President Donald Trump had issued a formal veto threat over congressional efforts to block the planned arms transfer, which is linked to the normalization of UAE relations with Israel under the “Abrahamic Accords.”
Two procedural votes failed to win a majority of the 100-member Senate, ending efforts to block the sale of F-35 advanced fighter jets and Reaper drones.
Republican Senate Leader Mitch McConnell said resolutions to block the arms sale fell far short of the two-thirds support that would be needed to overcome a presidential veto.
“It’s a little confusing to suggest that, now of all time, a gesture of protest with no chance of obtaining a veto-proof majority is a precious use of Senate time,” McConnell said in the comments. remarks from the Senate.
Supporters of the sale described the UAE as an important US partner in the Middle East. Opponents criticized the UAE for its involvement in the war in Yemen, a conflict described by the United Nations as one of the world’s worst humanitarian disasters.
The Trump administration told Congress on November 10 that it had approved the sale to the United Arab Emirates of weapons manufactured by General Atomics, Lockheed Martin Corp and Raytheon Technologies Corp.
The deal includes the F-35, the world’s most advanced combat aircraft; over 14,000 bombs and ammunition; and the second-largest US single-country drone sale.

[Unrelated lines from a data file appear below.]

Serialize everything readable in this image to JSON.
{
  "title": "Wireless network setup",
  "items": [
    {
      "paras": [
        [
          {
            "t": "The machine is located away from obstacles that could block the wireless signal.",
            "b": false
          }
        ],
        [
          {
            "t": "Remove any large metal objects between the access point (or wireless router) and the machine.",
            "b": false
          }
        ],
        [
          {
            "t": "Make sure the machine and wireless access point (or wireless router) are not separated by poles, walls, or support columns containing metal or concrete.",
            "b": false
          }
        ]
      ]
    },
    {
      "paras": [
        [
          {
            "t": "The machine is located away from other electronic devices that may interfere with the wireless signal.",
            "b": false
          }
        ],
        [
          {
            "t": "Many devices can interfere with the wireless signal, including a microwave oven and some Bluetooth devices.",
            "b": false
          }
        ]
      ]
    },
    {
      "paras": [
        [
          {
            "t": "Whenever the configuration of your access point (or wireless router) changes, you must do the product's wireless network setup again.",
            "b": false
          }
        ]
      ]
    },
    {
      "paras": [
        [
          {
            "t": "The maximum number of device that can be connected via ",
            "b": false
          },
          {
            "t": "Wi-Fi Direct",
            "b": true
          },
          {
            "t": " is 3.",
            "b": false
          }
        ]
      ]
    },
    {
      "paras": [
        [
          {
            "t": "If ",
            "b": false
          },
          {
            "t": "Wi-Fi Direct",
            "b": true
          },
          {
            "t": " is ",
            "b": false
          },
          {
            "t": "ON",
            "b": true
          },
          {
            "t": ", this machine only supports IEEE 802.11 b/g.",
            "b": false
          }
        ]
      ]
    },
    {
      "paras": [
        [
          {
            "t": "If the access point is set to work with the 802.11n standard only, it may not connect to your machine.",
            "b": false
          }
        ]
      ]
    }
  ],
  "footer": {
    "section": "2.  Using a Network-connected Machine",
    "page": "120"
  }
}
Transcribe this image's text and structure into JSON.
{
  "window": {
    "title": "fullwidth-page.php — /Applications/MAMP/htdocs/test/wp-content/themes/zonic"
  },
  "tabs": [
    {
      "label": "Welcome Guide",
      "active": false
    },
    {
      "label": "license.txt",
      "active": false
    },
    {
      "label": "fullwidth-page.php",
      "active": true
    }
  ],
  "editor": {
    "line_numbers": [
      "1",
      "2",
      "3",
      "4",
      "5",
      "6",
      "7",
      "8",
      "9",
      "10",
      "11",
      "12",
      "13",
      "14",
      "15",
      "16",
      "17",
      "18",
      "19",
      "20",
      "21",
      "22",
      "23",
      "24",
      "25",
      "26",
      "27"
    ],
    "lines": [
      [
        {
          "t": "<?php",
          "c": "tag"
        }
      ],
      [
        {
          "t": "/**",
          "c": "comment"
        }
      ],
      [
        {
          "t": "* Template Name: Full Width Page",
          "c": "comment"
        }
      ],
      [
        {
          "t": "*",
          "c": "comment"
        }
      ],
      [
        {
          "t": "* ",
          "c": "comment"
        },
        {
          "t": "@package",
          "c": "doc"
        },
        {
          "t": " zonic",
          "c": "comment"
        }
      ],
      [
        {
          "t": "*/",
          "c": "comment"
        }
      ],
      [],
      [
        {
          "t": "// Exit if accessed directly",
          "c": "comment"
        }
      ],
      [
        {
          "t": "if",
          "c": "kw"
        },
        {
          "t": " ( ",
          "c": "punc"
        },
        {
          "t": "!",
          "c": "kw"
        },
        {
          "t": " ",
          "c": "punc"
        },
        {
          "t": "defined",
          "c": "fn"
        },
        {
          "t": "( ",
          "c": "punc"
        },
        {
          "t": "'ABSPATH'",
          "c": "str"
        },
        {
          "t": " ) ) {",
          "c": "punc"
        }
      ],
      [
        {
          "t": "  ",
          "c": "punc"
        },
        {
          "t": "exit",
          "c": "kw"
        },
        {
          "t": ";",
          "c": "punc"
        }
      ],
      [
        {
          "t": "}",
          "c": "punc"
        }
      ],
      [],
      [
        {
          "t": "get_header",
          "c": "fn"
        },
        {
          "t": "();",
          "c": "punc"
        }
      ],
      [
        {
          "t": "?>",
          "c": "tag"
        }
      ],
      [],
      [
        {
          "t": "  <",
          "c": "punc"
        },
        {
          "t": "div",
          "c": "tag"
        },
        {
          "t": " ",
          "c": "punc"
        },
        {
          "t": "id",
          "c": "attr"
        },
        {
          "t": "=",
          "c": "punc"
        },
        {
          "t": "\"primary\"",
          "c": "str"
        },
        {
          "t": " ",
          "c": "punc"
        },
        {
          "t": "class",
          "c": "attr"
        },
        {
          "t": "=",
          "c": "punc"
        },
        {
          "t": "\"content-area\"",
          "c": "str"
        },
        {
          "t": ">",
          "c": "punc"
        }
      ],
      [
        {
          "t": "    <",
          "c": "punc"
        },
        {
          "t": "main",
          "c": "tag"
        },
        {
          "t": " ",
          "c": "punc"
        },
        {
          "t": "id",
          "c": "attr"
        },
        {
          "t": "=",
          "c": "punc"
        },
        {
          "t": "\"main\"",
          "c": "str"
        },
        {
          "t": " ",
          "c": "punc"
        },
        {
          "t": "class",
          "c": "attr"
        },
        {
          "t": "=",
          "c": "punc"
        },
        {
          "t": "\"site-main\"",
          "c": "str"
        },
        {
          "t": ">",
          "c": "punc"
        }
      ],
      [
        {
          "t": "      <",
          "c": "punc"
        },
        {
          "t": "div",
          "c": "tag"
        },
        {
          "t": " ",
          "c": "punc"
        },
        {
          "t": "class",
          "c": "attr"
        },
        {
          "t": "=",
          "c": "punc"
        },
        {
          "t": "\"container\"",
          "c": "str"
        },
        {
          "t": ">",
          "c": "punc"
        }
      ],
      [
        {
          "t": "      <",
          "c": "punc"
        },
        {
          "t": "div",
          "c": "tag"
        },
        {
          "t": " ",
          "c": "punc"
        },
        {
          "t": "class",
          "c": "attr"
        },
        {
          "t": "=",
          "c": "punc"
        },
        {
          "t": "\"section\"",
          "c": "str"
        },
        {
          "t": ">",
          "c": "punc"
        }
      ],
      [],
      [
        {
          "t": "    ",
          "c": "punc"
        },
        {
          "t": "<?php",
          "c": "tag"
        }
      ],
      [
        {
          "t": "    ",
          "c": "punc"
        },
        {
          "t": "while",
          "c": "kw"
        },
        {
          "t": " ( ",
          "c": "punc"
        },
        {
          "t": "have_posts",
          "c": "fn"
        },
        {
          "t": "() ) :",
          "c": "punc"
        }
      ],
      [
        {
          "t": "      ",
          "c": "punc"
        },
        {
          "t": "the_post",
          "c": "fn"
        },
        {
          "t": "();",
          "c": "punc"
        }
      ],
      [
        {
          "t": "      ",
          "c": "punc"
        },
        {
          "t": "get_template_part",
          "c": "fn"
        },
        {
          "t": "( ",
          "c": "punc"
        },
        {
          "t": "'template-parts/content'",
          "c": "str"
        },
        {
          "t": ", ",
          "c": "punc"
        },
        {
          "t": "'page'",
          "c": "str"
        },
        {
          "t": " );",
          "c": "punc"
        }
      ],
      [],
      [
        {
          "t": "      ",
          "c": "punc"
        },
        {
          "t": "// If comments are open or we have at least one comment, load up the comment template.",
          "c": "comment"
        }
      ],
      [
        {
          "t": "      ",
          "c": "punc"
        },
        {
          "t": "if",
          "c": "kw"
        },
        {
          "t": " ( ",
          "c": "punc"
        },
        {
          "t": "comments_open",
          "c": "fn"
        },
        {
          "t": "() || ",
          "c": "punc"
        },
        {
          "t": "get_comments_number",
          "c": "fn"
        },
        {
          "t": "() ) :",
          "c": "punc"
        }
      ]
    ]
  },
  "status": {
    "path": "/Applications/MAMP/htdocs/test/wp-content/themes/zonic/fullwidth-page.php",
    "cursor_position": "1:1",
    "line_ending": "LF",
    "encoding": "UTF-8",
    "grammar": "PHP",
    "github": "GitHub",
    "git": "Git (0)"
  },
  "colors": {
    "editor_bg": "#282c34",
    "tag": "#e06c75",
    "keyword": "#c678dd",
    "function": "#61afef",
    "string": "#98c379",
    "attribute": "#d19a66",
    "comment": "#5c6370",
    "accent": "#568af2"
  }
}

The White House said the sales directly support US foreign policy and national security objectives by “allowing the UAE to deter aggressive behavior and growing Iranian threats” in the wake of its recent deal with Israel.
The threat of a veto was expected. U.S. law requires Congressional review of major arms agreements and allows senators to force votes on disapproval resolutions.
But to become effective, resolutions had to pass the Republican-led Senate and Democratic-led House of Representatives, and garner two-thirds majorities in both chambers to survive Trump’s veto.
Senator Chris Murphy, a leading critic of the arms deal, said on Twitter that the Trump administration’s decision to quickly block the deal, without giving Congress time to consider it, was intended to bind the hands of newly elected president Joe Biden.
Regarding the sale of arms to the UAE, the normal process gives the External Relations Committee time to consider and ask questions about the main arms sales.
But after Trump’s loss, he had to block the sale before Biden took office to tie Biden’s hands. So he just skipped the process.
– Chris Murphy (@ChrisMurphyCT) December 8, 2020
Two resolutions seeking to block the sale of F-35s and Reaper drones failed by 47 to 49 and 46 to 50. All but two Democrats voted to block the deal. A Republican broke ranks to vote against the sale.
Biden won the Nov. 3 election and is expected to review sales. The House of Representatives, which is controlled by Democrats, will likely vote in favor of the resolutions.
Senator Bob Menendez, a Democrat who forced votes in the Senate, argued that a US arms sale of this magnitude – without a broader Middle East strategy – risked triggering a new arms race in a region unstable.
“If we really want to talk about the fight against Iran, we need a comprehensive diplomatic strategy,” Menendez said.
“Arming partners with complex weapon systems that could take years – years – to come online is not a serious strategy to deal with Iran’s very real and timely threats,” Menendez said. .
Once the sale is closed, the UAE would become the first Arab country to acquire the F-35.